Just when all the mysteries of the natural world seem to be answered, a pattern of Arctic sea ice circles comes your way.

Recently, scientists participating in NASA’s Operation IceBridge spotted curious circles in the Beaufort Sea, about 50 miles from Canada’s Mackenzie River Delta. Surrounded by silvery ice, three black holes are encircled by larger bulbous grey areas, like a nucleus in a cell.

The origin of these circles surrounding the holes? That’s something the scientists would like some help with.

“I don’t recall seeing this sort of thing elsewhere,” IceBridge mission scientist John Sonntag wrote from the field. Sonntag photographed the environmental phenomenon April 14 from the window of a P-3 research plane.

The team then consulted other scientists both involved in Operation IceBridge and located in the lower latitudes, asking if they could add some insight.

Don Perovich, a sea ice geophysicist at Dartmouth College, said that because the ice is young, it is most likely thin and pliable.

“This can be seen in the wave-like features of the middle of the ‘amoeba,’” Perovich said in a NASA press release.

Nathan Kurtz, an IceBridge project scientist, agreed with Perovich that the ice is thin, and notes that the grey color hints at little snow cover.

“I’m not sure what kind of dynamics could lead to the semi-circle shaped features surrounding the holes,” Kurtz said in the press release. “I have never seen anything like that before.”

Other scientists from the National Snow and Ice Data Center and the Cold Regions Research and Engineering Laboratory speculated that the holes could be breathing holes for seals. Water could have spouted out of the holes, forming the circles. Or, the holes could be caused by warm water making its way up to the surface.

This is Project IceBridge’s tenth year in the Arctic, where it conducts flyovers to document changes happening in one of the most remote places on earth.

This month, NASA asked the public to send their theories explaining the mysterious circles.
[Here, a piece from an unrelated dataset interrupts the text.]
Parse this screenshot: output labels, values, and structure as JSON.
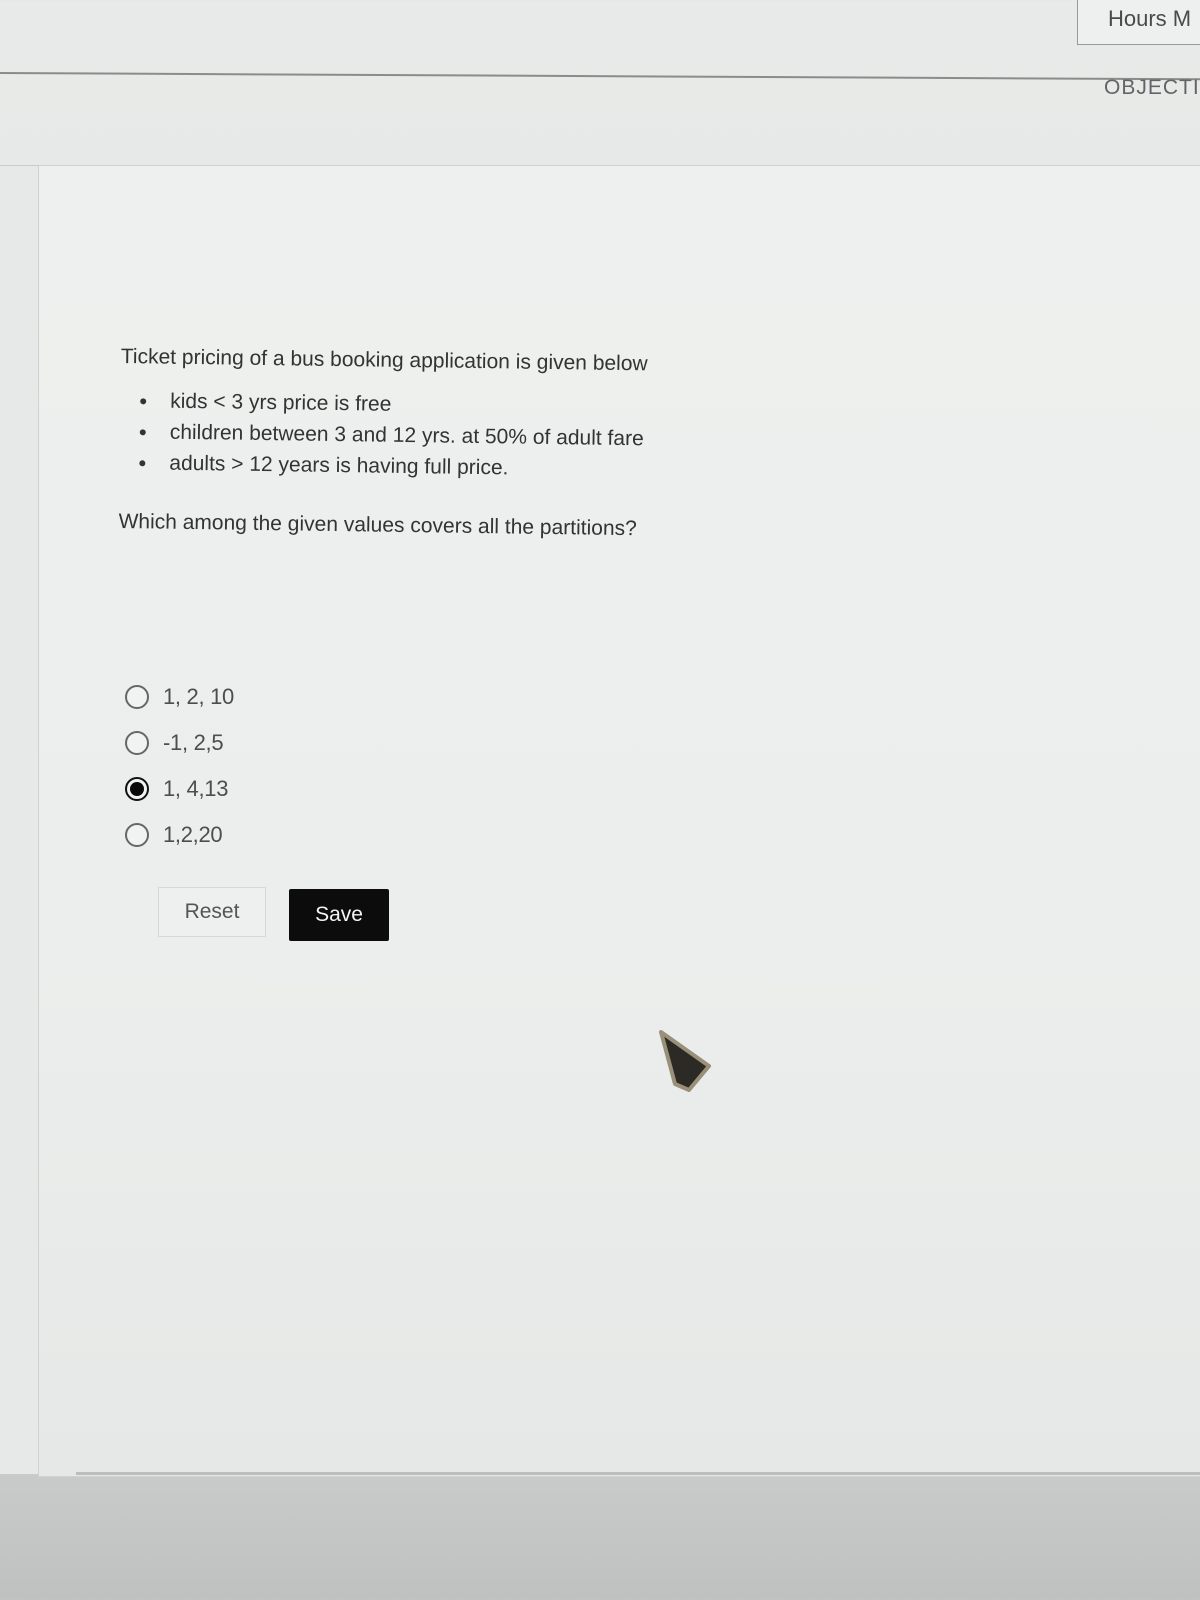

The answers ranged from scientific (a pod of whales; volcanic activity; thawing methane) to the, well, less-than-probable (Russian submarines; meteorites; tricky NASA, this is actually a picture of Mars’ surface).